Kolkata News
KOLKATA: Businessmen in Kolkata seem to have pushed pause on imports from China in response to a nationwide clamour to boycott Chinese goods following the death of 20 Indian soldiers in a skirmish with Chinese forces in a high-altitude clash in the Ladakh region last week.

Traders who deal in Chinese goods in Kolkata either immediately cancelled their orders or deferred the despatch of consignments from China, sensing trouble, as a wave of anti-China protests swept through the country with people smashing China-made television sets and mobile phones. Most of them, however, privately acknowledged that the move would further hurt business, already reeling under the lockdown.
Kolkata-based economists and businessmen, however, say that boycotting Chinese goods is easier said than done as decoupling the two economies is not possible until India develops its roads and transport network and courts investments from other countries.

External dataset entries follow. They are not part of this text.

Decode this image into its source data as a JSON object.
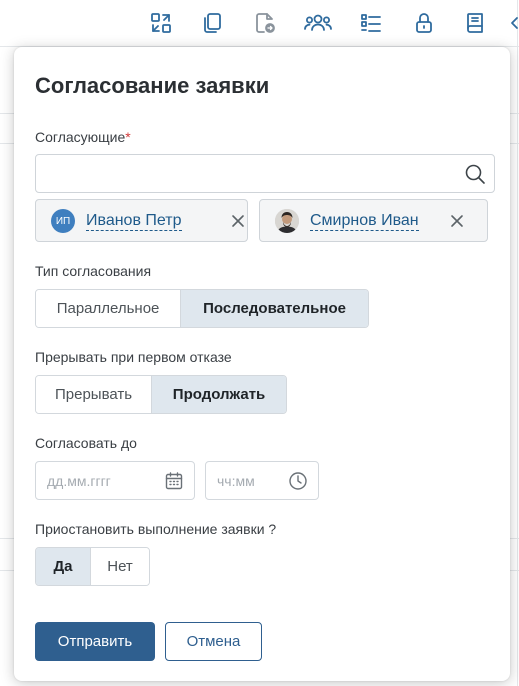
{
  "toolbar": {
    "icons": [
      "convert-icon",
      "copy-icon",
      "document-approval-icon",
      "users-group-icon",
      "checklist-icon",
      "lock-icon",
      "book-icon",
      "chevron-left-icon"
    ]
  },
  "dialog": {
    "title": "Согласование заявки",
    "approvers": {
      "label": "Согласующие",
      "required_mark": "*",
      "search_placeholder": "",
      "chips": [
        {
          "name": "Иванов Петр",
          "initials": "ИП",
          "avatar_type": "initials"
        },
        {
          "name": "Смирнов Иван",
          "initials": "",
          "avatar_type": "photo"
        }
      ]
    },
    "approval_type": {
      "label": "Тип согласования",
      "options": [
        "Параллельное",
        "Последовательное"
      ],
      "selected": "Последовательное"
    },
    "interrupt": {
      "label": "Прерывать при первом отказе",
      "options": [
        "Прерывать",
        "Продолжать"
      ],
      "selected": "Продолжать"
    },
    "deadline": {
      "label": "Согласовать до",
      "date_placeholder": "дд.мм.гггг",
      "time_placeholder": "чч:мм"
    },
    "suspend": {
      "label": "Приостановить выполнение заявки ?",
      "options": [
        "Да",
        "Нет"
      ],
      "selected": "Да"
    },
    "actions": {
      "submit": "Отправить",
      "cancel": "Отмена"
    }
  },
  "colors": {
    "primary": "#2f5f8f",
    "link": "#1f5a8a",
    "required": "#d23b3b",
    "active_segment": "#dfe7ee",
    "icon": "#2f6b9e"
  }
}
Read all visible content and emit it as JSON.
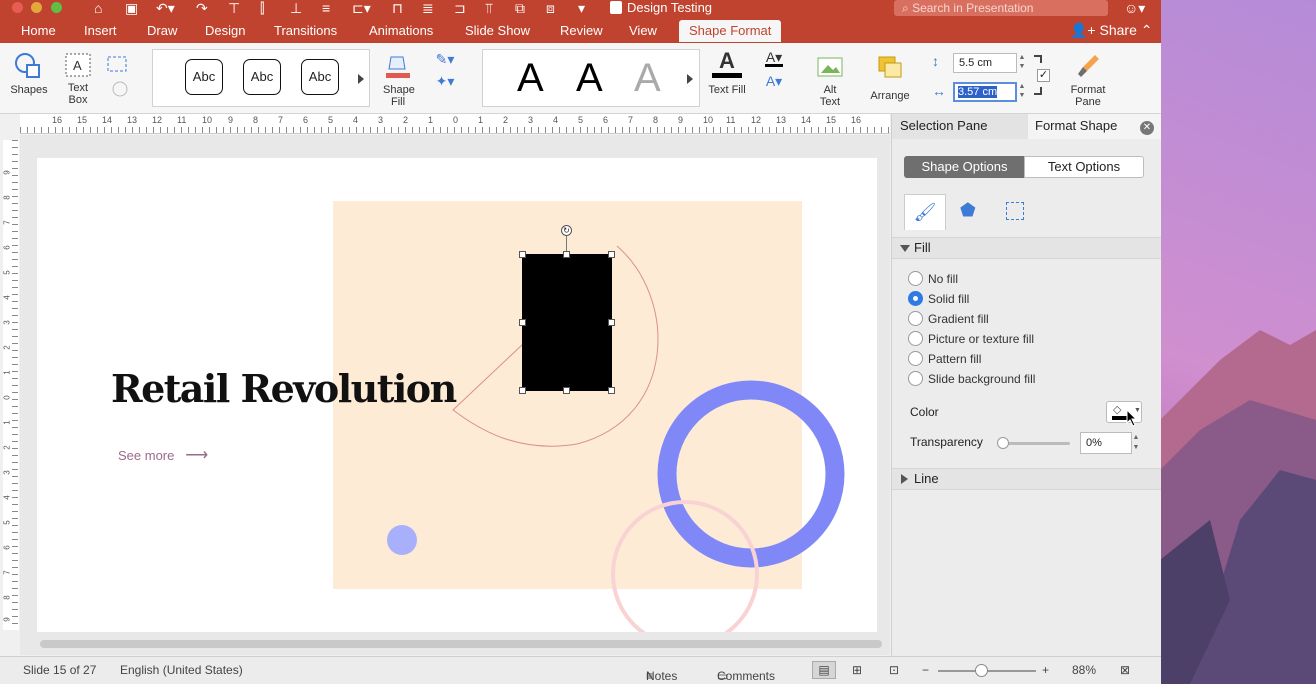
{
  "window": {
    "title": "Design Testing",
    "search_placeholder": "Search in Presentation",
    "share_label": "Share"
  },
  "tabs": [
    "Home",
    "Insert",
    "Draw",
    "Design",
    "Transitions",
    "Animations",
    "Slide Show",
    "Review",
    "View",
    "Shape Format"
  ],
  "active_tab": "Shape Format",
  "ribbon": {
    "shapes_label": "Shapes",
    "textbox_label": "Text Box",
    "style_sample": "Abc",
    "shape_fill_label": "Shape Fill",
    "wordart_sample": "A",
    "text_fill_label": "Text Fill",
    "alt_text_label": "Alt Text",
    "arrange_label": "Arrange",
    "height_value": "5.5 cm",
    "width_value": "3.57 cm",
    "format_pane_label": "Format Pane"
  },
  "ruler": {
    "h_numbers": [
      "16",
      "15",
      "14",
      "13",
      "12",
      "11",
      "10",
      "9",
      "8",
      "7",
      "6",
      "5",
      "4",
      "3",
      "2",
      "1",
      "0",
      "1",
      "2",
      "3",
      "4",
      "5",
      "6",
      "7",
      "8",
      "9",
      "10",
      "11",
      "12",
      "13",
      "14",
      "15",
      "16"
    ],
    "v_numbers": [
      "9",
      "8",
      "7",
      "6",
      "5",
      "4",
      "3",
      "2",
      "1",
      "0",
      "1",
      "2",
      "3",
      "4",
      "5",
      "6",
      "7",
      "8",
      "9"
    ]
  },
  "slide": {
    "title": "Retail Revolution",
    "link": "See more",
    "arrow": "⟶"
  },
  "pane": {
    "tab_selection": "Selection Pane",
    "tab_format": "Format Shape",
    "shape_options": "Shape Options",
    "text_options": "Text Options",
    "fill_section": "Fill",
    "fill_options": [
      "No fill",
      "Solid fill",
      "Gradient fill",
      "Picture or texture fill",
      "Pattern fill",
      "Slide background fill"
    ],
    "selected_fill": "Solid fill",
    "color_label": "Color",
    "transparency_label": "Transparency",
    "transparency_value": "0%",
    "line_section": "Line"
  },
  "status": {
    "slide_info": "Slide 15 of 27",
    "language": "English (United States)",
    "notes": "Notes",
    "comments": "Comments",
    "zoom": "88%"
  },
  "colors": {
    "accent": "#c0432f",
    "slide_bg_block": "#fdebd6",
    "ring": "#8088f7",
    "dot": "#a9b0fb"
  }
}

Businessmen in Kolkata import a host of items from China: heavy machinery, electronic goods, raw materials for pharmaceuticals, footwear, cosmetics and toys, just to name a few. Most big mobile phone brands in China have set up factories here, employing thousands of Indians. Most wholesale and retail markets in Kolkata in Chandni Chowk, Bagri Market, Mehta Building, Ezra Street and Rabindra Sarani are dependent on electronics, toys, footwear, chemicals, machinery and cosmetics imported from China.
Pradip Kumar Luhariwala, president of the eastern zone of All India Electronics Association, said their members in Kolkata had stopped their orders for the time being and were looking at alternatives. “We have hit the pause button on imports from China. We are looking for alternatives within the country and other parts of the world to import electronic items. We have taken this decision to protest against the gruesome killing of our soldiers by Chinese forces,” said Luhariwala, who said the nnual imports of electronics to Kolkata was over Rs 5,000 crore.

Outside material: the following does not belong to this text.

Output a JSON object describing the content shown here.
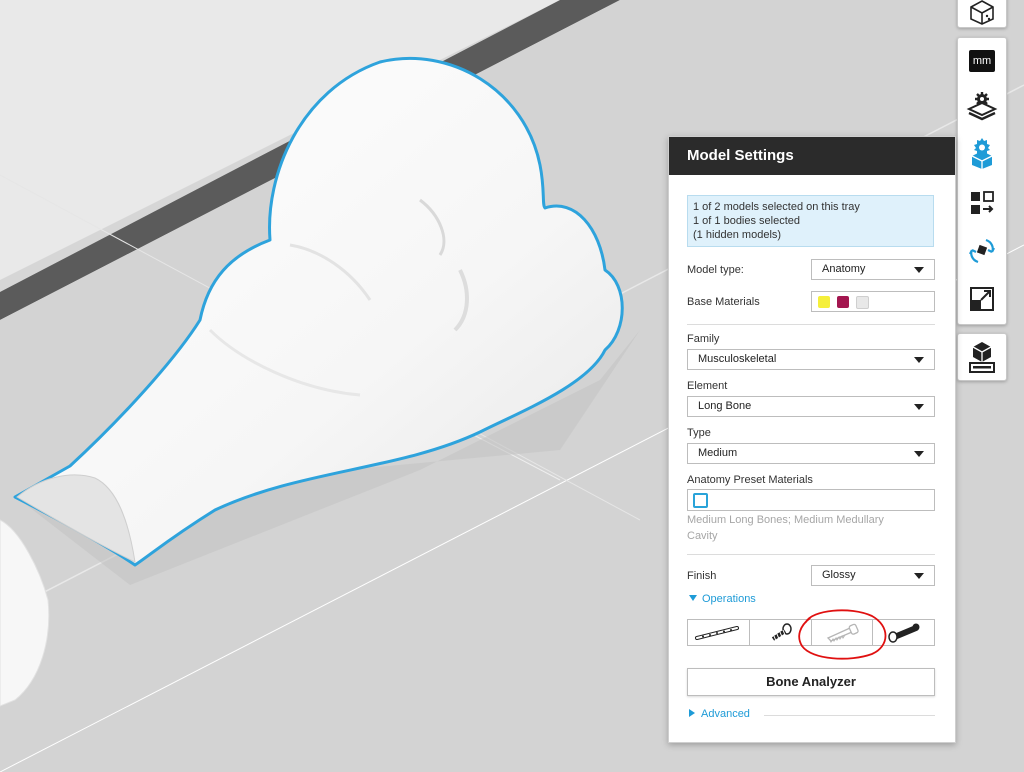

An importer of Chinese goods in Chandni Chowk said he feared a backlash by protesters, which is why he has kept his business on hold. Earlier this week, a politician had even said that those using Chinese goods should be beaten up. “The mood is emotional, and protest may turn violent,” said the importer. “They may shift their ire to those selling Chinese goods. I don’t want my office or showroom ransacked, which is why I have decided to wait and watch.”

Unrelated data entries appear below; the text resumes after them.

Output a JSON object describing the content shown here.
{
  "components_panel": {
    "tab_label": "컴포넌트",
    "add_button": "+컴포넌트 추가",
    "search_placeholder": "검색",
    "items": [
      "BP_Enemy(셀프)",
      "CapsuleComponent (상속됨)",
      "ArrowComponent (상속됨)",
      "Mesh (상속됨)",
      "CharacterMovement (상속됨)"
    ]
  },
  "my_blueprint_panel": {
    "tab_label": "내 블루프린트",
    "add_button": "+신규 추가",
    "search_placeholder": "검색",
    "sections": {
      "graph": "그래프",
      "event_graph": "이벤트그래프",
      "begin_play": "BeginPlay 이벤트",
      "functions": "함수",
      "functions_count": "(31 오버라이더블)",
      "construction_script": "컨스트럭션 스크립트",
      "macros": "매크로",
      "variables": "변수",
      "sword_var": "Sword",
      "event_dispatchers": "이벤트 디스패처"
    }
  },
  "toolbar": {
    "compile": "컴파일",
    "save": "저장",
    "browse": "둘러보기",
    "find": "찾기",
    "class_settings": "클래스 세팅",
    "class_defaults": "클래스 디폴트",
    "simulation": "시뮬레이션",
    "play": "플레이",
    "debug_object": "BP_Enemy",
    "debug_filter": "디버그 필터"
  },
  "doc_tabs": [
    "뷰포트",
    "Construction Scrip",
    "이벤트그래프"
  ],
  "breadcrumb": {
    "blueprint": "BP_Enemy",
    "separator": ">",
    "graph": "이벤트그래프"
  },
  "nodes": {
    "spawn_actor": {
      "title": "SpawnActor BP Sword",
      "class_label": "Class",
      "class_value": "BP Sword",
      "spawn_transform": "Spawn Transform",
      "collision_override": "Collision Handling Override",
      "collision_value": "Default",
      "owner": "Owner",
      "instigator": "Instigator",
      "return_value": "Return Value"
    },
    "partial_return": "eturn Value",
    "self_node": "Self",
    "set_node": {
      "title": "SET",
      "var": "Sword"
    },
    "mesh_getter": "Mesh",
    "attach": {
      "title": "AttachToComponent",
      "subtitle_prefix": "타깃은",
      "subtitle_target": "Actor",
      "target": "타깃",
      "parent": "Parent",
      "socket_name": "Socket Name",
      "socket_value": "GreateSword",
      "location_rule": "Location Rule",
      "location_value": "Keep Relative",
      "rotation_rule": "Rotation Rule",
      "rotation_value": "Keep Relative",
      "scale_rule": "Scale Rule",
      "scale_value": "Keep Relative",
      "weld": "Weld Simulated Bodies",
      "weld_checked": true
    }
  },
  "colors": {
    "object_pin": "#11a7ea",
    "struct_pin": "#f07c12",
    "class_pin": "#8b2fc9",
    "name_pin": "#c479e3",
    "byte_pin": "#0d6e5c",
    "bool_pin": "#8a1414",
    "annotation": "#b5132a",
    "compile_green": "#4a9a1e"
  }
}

Some consignments that had been ordered prior to the border skirmish and have landed at the port and airport in Kolkata are getting delayed owing to Customs going slow on clearance.
According to Calcutta Customs House Agents’ Association (CCHAA), who get the consignments cleared at the airport or port terminals, no fresh consignment has been despatched from China in the past week. “Barring the consignments in transition, there has not been any fresh despatch. The decline in import is substantial,” said CCHAA president Subhas Chandra Ghosh.
Earlier this week, Confederation of West Bengal Trade Associations requested close to 70 affiliated associations not to deal in Chinese goods. President Sushil Poddar, however, conceded that it was not possible to find substitutes overnight. “It will take us many years to reach the competitiveness of Chinese manufacturers. Currently, we do not have the wherewithal to deliver goods at the quality and price matching that of the Chinese,” said Poddar.
Economist Amitava Guha said decoupling India’s economy from China’s would be difficult. “The Indian market and its economy is heavily dependent on China, and it generates millions of employment opportunities in sectors like logistics, manufacturing, pharmaceuticals, e-commerce, retail and even after-sales services. Even the startups in India are dependent on Chinese companies for capital,” he argued.